I have just come across an article in Newsweek (21 January 2008) called Leaders for a New Age that contends we are now seeing the rise to political power of the post-baby boomers:
"men and women too young to have been shaped by either of the two major ideological contests of the 20th century—the battle against fascism and the long twilight struggle against communism."
The examples discussed include British foreign secretary David Miliband, Conservative Party leader David Cameron, Sweden's Prime Minister Fredrik Reinfeldt, France's Justice Minister Rachida Dati, Helle Thorning-Schmidt, leader of Denmark's Social Democrats and, of course, U.S. Senator Barack Obama, who has a chance of winning the Democratic presidential nomination.
"Compared with the baby boomers, they are more technocratic, more global in outlook, more comfortable with technology, more idealistic and yet less ideological and less invested in old debates . . . Instead, the new generation has been influenced by the end of the cold war, September 11 and the Iraq War."
In terms of policies, the authors suggest a direction of travel: support for "the continued spread of democracy and liberalism, particularly to Muslim nations," optimism "about the long-term prospects of reining in Islamic terrorism" and general support for "globalization." According to the article, the new generation is much more focused than its predecessors on climate change as well as immigration and its challenges to cultural identity.
The article may speak too soon. A boomer has only just become president of France. Last year, Ms Thorne-Schmidt was defeated at the polls by another. Senator Hilary Clinton, queen of the boomers, may well see off Senator Obama. In other ways, it is too simplistic, glossing too easily over old arguments. On Europe, for instance, there is still a gulf between David Miliband and David Cameron. Britain's political argument over the future of work and pensions policy is unlikely to be reduced to:
"widespread support for a state-provided social safety net, coupled with a realization . . . that current benefits and the tax systems that support them have become overly burdensome and must be reformed."
Also, some boomer politicians, such as Tony Blair, hold many of the views described in the article.
Still, the generational divide in politics is overlooked far too often. Having been born in 1962, I am technically a boomer. But having been active in "progressive" parties in two countries, I have often noticed that the boomers involved have a different mindset from myself and many contemporaries. This has been most noticeable on matters economic. The liberal and left political boomers have tended to be less concerned about arguments over public debt and inflation, more interested in foreign policy and (in New Zealand at least) gender and human rights. Historically, they have also been more likely to prefer statist policies - taxes, spending, regulation - over market-based policies. There was usually common ground, however, over human rights, feminism and gay rights.
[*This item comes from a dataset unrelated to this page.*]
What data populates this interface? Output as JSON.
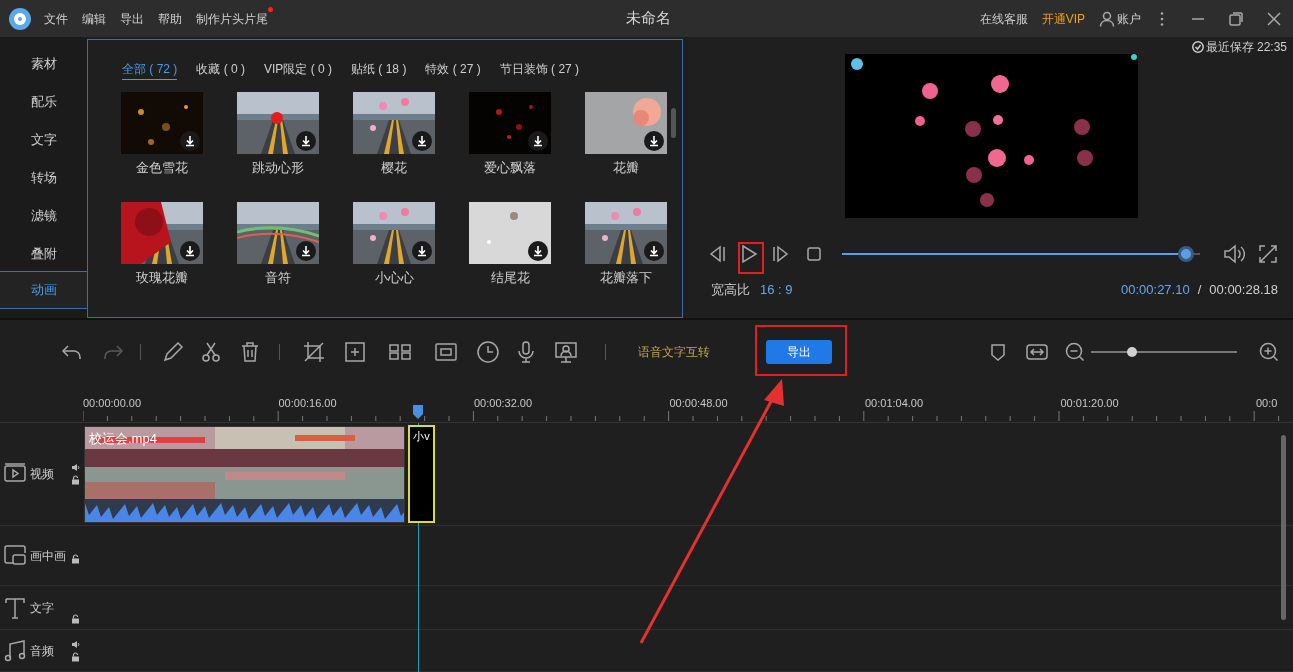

Personally, I put this down to the oil shocks and the great inflation of the 1970s, which produced different expectations in my age group and profoundly changed the intellectual climate in western countries. Liberals and social democrats who became interested in politics around this time arrived at a perplexing, uneasy turning point between the politics of values and money, equity and efficiency, ends and means.
In my experience, inside and outside of the political world, the twentysomethings, the true children of the market, are something else again: much less interested in party politics, less likely to see politics as providing solutions to problems like climate change, more concerned with packaged campaigns and causes (see Make Poverty History), more likely to perceive themselves as "consumers" with entitlements in all spheres -and therefore more demanding of personalised public services. They may also be more ambivalent about civil liberties and personal freedoms.
Yes, this is all subjective. So it would be fascinating though to see some detailed studies of the differing political attitudes of the differing age groups - say, the boomers, the Abba-Star Wars generation and the children of the market. I am sure they would present some big threats and opportunities for Liberal Democrats. Voters with a more positive, more outward-looking, more tolerant, more idealistic outlook may be more receptive to a liberal story, told by a new, post-boomer leader. On the other hand, what if (and this only a suggestion) most voters aged under 40 -- the groups where we have done well in recent general elections -- don't relate at all well to our version of social liberalism and essentially see schools and hospitals as goods that they purchase with their tax money? It would be useful to look and plan ahead, rather than seeing what happens and then reacting, as has happened all too often in the past.